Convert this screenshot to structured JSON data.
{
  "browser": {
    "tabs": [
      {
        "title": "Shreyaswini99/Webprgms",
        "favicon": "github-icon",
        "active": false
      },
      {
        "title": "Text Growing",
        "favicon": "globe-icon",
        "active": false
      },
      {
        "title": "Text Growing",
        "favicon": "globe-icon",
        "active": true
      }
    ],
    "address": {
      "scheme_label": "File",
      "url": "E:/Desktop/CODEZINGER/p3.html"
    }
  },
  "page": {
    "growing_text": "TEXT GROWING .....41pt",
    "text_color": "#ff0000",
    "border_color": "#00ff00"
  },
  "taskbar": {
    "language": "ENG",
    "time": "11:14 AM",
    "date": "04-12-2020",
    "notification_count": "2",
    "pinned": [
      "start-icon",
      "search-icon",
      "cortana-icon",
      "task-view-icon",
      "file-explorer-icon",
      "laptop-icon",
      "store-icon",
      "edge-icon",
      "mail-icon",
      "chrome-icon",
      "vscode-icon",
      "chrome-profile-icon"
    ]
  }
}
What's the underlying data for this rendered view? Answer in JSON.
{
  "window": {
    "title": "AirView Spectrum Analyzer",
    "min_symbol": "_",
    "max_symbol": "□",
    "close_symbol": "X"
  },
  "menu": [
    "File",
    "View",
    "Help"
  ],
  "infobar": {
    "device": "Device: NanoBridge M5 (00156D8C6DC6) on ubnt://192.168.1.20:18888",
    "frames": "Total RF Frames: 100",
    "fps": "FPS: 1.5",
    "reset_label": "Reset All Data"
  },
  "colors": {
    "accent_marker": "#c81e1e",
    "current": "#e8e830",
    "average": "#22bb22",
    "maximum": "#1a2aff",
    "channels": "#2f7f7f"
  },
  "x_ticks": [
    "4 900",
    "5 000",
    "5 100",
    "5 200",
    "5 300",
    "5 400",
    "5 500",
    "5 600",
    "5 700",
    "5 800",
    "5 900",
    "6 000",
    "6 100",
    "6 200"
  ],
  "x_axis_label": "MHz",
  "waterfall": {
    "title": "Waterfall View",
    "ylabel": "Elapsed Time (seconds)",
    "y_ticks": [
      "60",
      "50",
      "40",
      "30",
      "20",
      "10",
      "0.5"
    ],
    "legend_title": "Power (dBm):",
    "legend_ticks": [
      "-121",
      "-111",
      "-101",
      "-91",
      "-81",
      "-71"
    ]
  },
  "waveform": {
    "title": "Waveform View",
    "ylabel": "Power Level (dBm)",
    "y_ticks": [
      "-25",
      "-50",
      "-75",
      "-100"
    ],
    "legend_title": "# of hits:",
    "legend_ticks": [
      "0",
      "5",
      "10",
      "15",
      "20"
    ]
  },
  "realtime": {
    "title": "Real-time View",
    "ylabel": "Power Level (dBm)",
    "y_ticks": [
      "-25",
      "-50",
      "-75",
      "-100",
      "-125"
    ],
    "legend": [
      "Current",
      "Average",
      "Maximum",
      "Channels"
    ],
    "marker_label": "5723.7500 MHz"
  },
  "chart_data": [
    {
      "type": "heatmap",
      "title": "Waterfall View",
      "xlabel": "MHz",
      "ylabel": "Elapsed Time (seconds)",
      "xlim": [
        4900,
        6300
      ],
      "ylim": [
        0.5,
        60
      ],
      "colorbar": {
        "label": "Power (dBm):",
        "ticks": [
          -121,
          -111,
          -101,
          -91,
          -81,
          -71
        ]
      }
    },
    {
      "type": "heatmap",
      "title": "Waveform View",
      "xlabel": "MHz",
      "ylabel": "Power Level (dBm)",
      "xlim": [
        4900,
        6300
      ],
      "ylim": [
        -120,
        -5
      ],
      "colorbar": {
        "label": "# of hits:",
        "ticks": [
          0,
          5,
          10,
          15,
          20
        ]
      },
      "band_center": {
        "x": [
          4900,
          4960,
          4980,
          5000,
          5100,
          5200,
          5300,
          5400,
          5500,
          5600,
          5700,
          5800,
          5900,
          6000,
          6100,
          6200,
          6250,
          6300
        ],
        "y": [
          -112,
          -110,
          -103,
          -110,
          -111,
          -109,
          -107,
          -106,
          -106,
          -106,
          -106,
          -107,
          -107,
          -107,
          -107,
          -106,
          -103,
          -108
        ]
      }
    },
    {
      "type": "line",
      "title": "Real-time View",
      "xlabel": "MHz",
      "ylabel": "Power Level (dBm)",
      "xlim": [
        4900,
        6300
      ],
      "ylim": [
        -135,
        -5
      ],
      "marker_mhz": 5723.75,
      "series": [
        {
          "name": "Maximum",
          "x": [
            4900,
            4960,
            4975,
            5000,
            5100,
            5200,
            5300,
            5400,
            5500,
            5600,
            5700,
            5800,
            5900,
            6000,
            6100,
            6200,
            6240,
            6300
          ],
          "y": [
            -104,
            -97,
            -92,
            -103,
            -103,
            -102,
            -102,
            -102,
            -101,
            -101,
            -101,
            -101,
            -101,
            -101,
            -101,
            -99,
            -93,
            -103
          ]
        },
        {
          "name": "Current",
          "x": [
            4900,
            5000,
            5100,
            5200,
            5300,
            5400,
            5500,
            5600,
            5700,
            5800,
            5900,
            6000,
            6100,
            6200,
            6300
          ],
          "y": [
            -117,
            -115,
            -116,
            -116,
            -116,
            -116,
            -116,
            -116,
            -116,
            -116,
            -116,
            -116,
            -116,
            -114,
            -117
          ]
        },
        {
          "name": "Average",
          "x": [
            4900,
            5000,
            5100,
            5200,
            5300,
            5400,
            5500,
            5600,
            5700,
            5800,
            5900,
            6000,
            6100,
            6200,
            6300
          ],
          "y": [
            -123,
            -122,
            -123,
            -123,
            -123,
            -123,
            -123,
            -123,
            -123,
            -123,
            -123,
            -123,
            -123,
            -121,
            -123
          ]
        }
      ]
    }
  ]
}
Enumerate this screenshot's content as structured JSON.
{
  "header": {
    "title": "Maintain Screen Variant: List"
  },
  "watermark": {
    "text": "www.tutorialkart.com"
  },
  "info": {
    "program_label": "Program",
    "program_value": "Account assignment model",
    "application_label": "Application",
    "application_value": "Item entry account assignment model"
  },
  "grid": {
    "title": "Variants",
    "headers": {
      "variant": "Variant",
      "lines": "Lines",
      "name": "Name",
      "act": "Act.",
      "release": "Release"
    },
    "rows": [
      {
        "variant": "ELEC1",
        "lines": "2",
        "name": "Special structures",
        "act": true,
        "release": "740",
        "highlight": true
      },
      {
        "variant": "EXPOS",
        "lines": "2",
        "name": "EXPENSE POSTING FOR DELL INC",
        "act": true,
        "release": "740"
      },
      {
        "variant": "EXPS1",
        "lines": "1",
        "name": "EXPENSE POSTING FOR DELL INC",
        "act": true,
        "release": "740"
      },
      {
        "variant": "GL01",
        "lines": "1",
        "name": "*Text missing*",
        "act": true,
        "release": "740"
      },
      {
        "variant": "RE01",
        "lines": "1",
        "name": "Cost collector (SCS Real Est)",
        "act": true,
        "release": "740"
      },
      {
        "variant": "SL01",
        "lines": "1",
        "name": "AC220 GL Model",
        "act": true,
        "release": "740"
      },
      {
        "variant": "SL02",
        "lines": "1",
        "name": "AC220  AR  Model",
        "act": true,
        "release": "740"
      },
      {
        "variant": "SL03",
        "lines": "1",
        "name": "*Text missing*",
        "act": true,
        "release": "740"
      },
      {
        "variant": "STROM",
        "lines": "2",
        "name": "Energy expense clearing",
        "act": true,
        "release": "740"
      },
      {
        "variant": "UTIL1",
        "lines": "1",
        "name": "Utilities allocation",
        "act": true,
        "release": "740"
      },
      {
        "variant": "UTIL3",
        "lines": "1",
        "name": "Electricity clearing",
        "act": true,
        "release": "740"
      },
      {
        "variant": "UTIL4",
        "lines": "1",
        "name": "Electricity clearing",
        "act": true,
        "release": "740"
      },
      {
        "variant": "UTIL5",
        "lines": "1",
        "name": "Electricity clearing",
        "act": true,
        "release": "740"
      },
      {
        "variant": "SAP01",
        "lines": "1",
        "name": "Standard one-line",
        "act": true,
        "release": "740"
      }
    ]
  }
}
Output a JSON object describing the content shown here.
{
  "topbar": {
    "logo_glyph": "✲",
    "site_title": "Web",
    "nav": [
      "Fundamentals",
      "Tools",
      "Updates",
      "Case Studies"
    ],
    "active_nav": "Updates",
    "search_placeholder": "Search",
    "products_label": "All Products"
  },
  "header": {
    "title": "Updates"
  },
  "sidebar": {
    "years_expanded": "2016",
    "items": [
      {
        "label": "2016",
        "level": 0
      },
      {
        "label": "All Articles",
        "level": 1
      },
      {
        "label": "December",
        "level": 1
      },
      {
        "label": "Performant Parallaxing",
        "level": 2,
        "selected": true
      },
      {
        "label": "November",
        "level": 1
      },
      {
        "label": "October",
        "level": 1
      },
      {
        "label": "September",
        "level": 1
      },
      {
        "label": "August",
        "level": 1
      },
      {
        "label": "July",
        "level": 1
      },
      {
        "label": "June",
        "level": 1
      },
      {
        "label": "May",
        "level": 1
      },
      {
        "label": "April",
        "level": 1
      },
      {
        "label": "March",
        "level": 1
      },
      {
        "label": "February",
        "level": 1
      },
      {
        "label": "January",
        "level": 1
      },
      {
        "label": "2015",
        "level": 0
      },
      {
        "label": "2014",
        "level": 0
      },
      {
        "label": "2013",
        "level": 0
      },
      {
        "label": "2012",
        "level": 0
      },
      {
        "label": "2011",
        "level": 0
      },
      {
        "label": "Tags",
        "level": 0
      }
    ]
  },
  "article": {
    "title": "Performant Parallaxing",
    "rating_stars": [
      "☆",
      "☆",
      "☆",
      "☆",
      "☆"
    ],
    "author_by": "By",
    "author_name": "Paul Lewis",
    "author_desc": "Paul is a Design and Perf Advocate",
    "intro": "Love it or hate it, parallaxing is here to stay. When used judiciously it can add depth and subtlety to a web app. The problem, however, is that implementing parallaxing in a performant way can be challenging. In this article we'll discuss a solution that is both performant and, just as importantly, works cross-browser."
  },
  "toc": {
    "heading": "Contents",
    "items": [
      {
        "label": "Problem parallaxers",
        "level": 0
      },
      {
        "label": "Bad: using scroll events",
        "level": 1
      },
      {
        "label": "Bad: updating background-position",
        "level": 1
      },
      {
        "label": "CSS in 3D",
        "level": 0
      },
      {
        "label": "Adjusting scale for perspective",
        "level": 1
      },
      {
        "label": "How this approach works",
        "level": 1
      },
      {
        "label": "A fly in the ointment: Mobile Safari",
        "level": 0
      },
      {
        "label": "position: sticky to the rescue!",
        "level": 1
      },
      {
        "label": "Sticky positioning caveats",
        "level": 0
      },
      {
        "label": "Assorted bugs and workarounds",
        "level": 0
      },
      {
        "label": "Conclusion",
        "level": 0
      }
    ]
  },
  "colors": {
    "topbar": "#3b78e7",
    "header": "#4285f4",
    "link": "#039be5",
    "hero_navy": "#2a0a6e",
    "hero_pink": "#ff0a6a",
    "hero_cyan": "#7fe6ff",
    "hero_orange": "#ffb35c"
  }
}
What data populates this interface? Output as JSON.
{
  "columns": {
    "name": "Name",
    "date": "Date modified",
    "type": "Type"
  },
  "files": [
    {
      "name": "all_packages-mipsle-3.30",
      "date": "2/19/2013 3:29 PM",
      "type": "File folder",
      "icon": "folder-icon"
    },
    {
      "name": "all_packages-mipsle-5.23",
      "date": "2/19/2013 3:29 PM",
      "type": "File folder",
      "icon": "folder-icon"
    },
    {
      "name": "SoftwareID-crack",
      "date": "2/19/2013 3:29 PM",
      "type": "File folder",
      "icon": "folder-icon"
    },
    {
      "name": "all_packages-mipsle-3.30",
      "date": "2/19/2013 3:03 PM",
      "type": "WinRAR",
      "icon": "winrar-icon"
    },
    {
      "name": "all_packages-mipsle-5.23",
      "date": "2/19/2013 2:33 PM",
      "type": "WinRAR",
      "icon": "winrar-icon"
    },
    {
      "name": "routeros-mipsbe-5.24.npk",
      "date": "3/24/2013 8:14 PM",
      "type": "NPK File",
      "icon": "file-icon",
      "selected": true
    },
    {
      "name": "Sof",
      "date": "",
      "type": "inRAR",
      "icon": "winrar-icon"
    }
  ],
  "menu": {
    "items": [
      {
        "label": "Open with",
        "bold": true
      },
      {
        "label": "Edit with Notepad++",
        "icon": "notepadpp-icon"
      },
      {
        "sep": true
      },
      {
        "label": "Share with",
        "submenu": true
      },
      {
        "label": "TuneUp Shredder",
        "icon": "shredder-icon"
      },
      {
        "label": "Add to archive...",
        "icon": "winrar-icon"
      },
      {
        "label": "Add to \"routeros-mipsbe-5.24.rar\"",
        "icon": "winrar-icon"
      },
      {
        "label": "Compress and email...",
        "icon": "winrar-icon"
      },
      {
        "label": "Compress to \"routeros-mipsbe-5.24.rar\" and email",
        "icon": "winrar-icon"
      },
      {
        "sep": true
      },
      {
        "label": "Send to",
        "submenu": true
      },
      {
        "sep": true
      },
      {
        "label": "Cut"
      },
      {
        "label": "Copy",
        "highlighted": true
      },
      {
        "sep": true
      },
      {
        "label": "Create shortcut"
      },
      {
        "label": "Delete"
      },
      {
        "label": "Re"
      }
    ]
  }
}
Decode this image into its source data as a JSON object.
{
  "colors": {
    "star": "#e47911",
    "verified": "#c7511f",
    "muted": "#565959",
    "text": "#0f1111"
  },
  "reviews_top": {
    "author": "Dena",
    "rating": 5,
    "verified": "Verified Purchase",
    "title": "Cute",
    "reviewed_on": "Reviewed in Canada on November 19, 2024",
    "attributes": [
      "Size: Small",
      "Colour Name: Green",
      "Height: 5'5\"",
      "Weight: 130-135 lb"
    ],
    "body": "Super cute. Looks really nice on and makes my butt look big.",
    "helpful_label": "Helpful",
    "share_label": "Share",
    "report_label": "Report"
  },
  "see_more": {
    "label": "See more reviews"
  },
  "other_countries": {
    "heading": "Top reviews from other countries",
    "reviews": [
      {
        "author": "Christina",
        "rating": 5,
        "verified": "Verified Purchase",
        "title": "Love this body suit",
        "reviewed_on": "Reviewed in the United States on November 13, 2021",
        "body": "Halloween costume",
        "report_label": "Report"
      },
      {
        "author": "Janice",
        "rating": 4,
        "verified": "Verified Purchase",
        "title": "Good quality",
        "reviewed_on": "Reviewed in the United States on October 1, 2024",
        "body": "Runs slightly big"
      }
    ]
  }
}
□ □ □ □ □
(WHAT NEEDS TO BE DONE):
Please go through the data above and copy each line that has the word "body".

(ANSWER SECTION):
    "body": "Super cute. Looks really nice on and makes my butt look big.",
        "title": "Love this body suit",
        "body": "Halloween costume",
        "body": "Runs slightly big"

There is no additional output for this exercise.